Shin says he took a calculus exam last winter with a reader who was not familiar with the integral sign, and he contested the grade he received on it. Dunne also says she took an exam with a reader who could not recognize a mathematic symbol.

Dunne's reader expressed confusion about a symbol in a problem, and asked her to guess what it was. Dunne says she refused and "wasted" ten minutes arguing with the woman.

"[The reader] said `Let me draw it on your hand.' I said, `Really, it wouldn't mean anything to me. In Braille, the symbols don't look that way.' [The reader] said, `Braille has got to change then,'" Dunne says.

"I was calm because I knew this had happened before with S.K.. It turned out to be a division sign," Dunne says.


Dunne and Shin have a common bond: they are two Harvard undergraduates without sight. That means they bear the added responsibility of finding readers for or recordings of their academic texts, getting assistants to help with research and proofreading of papers and of having printed syllabi published in Braille. Chores they do almost entirely independently of the University.

"Time I could spend studying or doing other things," Dunne says, "I spend advocating for what I need."

Coming to Harvard

The sophomore never expected to have so much trouble with the details of undergraduate life, Dunne says. Her decision to come to Harvard was a simple one--she came to Harvard because it was "the best."

Dunne, who has skied eight years with the United States Disabled Ski Team, says she applied the attitude she had in sports to college admissions.

"My coach and my father were always telling me to go for the top, so when it came to applying for colleges, it was like go for the top, go for Harvard," Dunne says.

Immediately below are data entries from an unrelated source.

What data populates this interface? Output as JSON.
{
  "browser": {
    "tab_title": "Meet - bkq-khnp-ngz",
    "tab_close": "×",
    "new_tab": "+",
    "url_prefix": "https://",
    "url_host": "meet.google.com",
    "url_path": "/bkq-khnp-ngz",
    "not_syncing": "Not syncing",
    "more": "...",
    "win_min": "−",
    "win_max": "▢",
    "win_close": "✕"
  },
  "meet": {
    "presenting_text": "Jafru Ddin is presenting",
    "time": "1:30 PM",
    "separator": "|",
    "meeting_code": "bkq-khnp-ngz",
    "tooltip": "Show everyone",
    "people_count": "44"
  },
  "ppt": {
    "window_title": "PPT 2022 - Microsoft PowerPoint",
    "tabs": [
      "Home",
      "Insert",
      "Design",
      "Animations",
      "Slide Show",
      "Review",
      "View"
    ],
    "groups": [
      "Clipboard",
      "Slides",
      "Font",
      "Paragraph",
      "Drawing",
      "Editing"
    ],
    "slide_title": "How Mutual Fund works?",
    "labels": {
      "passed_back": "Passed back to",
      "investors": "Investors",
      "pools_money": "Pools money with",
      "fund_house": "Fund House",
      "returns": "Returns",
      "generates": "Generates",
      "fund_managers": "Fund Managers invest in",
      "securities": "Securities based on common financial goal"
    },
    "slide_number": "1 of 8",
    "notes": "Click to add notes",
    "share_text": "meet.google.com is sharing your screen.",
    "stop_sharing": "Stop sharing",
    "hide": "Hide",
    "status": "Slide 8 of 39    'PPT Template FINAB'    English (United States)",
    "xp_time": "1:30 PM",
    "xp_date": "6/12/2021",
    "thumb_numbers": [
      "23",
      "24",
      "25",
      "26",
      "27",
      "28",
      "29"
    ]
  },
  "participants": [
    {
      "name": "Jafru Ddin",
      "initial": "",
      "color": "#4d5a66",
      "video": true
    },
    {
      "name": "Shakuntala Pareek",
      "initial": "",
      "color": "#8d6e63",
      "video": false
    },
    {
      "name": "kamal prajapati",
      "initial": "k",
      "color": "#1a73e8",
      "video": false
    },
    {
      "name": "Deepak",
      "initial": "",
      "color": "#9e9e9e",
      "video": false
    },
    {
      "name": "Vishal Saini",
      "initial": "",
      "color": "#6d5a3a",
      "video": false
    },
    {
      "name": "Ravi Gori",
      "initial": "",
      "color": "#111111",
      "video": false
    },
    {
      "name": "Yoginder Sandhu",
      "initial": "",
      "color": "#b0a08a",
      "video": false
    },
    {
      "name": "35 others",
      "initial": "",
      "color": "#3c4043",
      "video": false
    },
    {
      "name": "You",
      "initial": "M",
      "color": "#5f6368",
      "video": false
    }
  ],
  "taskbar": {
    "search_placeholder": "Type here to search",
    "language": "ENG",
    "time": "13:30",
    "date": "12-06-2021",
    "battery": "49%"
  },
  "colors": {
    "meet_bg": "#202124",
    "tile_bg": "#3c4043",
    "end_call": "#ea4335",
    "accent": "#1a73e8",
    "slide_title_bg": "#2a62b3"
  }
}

Shin says he came because, as a first-year student at the Massachusetts Institute of Technology (MIT), he realized he was interested in studying psychology rather than economics. He had turned down his original Harvard acceptance in 1987 to attend MIT, where he says, they have a better economics department. Shin says transferring was almost effortless because of his original acceptance.

"To tell the truth, facilities [for blind students] were never a first concern when choosing colleges. Probably should have been, though," says the joint concentrator in psychology and biology.

Dunne marvels too at how little she considered facilities and services for the blind when she made her decision. Dunne was accepted to Stanford University, where, she maintains they provide more readers and notetakers, computer equipment and Braille texts.

"I started thinking, `How stupid I am not to go to Stanford,'" Dunne says.